One fear of Gen. David Petraeus and other US officials in Afghanistan is that video of American Quran-burning will be spread around and looped by the Muslim fundamentalist insurgency seeking to rally ordinary Afghans against the US and NATO troop presence. Cell phones with video capability are in fact controversial in Afghanistan, according to Pajhwok. It says that in Helmand Province, many residents of Lashkargah are demanding that the phones be banned. They say that the Taliban are sending videos of their combat with Western troops, and seeking to recruit young Afghan men through the phones. Likewise, there are fears that photographs carried by a man on his phone of women in his life could fall into the hands of others if he lost the phone, and cause vendettas to break out. Many young men are using the phones to pass around pornography, as well, it is charged.
In the past week, thousands of Afghans have protested American Christian fundamentalist plans to burn the Qur’an in commemoration of the September 11 attacks. There is every reason to believe that the protests have been so widespread in Afghanistan in part because of the upcoming parliamentary elections of September 18 and because of the widespread insurgency against the American and NATO troop presence and the US-backed Karzai government. That is, this is not an essentialist story of Muslims being touchy about their religion but rather has a specific context in Western military dominance of Afghan society.
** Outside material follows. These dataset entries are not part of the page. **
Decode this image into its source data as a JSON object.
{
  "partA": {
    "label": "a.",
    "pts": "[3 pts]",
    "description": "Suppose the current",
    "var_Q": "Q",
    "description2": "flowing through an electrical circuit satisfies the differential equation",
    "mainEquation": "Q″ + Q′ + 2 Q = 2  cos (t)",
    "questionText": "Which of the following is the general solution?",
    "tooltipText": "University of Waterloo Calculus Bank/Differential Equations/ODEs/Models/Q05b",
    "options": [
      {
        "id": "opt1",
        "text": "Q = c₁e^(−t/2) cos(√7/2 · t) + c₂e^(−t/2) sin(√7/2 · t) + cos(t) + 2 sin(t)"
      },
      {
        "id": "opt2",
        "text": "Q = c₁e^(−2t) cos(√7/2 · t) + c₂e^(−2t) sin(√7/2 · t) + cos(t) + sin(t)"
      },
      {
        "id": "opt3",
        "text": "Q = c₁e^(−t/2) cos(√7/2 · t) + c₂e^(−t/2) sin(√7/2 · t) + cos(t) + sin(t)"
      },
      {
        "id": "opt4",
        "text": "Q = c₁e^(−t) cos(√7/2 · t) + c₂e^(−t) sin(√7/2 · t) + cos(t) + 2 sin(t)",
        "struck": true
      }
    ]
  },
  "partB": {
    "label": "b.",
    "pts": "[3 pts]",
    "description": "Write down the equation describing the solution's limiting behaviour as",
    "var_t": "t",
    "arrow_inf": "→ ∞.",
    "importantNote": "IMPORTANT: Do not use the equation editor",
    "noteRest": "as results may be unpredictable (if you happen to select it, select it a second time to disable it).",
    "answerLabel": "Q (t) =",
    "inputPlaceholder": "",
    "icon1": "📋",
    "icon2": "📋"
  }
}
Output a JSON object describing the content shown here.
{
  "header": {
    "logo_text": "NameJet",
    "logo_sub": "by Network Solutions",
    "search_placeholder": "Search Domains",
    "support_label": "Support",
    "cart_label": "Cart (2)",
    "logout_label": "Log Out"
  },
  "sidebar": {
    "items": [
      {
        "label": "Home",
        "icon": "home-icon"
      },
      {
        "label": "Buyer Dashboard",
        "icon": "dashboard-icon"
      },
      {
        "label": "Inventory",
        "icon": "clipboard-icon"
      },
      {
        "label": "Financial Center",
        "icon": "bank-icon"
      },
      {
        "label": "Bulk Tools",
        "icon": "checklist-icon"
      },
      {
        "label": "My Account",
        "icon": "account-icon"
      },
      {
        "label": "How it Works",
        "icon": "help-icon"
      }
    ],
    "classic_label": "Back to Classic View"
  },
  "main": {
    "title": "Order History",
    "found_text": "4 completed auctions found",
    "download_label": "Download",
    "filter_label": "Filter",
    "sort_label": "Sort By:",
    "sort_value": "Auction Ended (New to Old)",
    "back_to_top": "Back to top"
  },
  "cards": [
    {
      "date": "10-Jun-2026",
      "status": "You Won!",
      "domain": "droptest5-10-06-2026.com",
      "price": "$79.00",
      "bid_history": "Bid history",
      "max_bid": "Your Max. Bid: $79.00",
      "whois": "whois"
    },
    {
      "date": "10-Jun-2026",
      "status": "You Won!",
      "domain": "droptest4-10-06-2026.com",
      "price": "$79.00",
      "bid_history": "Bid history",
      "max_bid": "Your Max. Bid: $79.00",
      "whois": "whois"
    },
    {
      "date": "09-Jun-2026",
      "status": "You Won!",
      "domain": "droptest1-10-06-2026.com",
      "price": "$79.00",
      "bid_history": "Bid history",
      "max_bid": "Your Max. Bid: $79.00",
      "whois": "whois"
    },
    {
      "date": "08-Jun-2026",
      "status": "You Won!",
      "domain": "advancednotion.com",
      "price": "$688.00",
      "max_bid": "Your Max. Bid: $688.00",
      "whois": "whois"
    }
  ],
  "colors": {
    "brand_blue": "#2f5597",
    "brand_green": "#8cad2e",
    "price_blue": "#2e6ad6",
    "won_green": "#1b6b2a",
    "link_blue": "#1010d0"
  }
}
Pajhwok also reports that many of the protest rallies against American Quran-burning were taken advantage of by political activists, who used them as a cover to rip down all the campaign posters of rival candidates. The agency says that in Nangarhar Province, reports came in from the districts of Dara-yi Nur and Khewi on Saturday that campaign posters were torn down from walls, electricity poles, and trees. A female candidate in Khewi district, Abida Malakzai, confirmed that her posters were removed during the protests. The Independent Electoral Commission insisted that deliberately ripping down campaign posters is illegal in Afghanistan, but Nangarhar police confirmed that the problem is widespread.
The elections in Afghanistan are already plagued with problems, including poorly qualified or vetted candidates, the lack of political parties (which are still banned), attacks on candidates or their families by Taliban, voter intimidation, and the prospect of ballot fraud since the Electoral Complaints Commission is now in President Hamid Karzai’s back pocket.
Many observers fear that contested parliamentary elections marred by open fraud could further erode the legitimacy of the Karzai government and fuel violence and insurgency.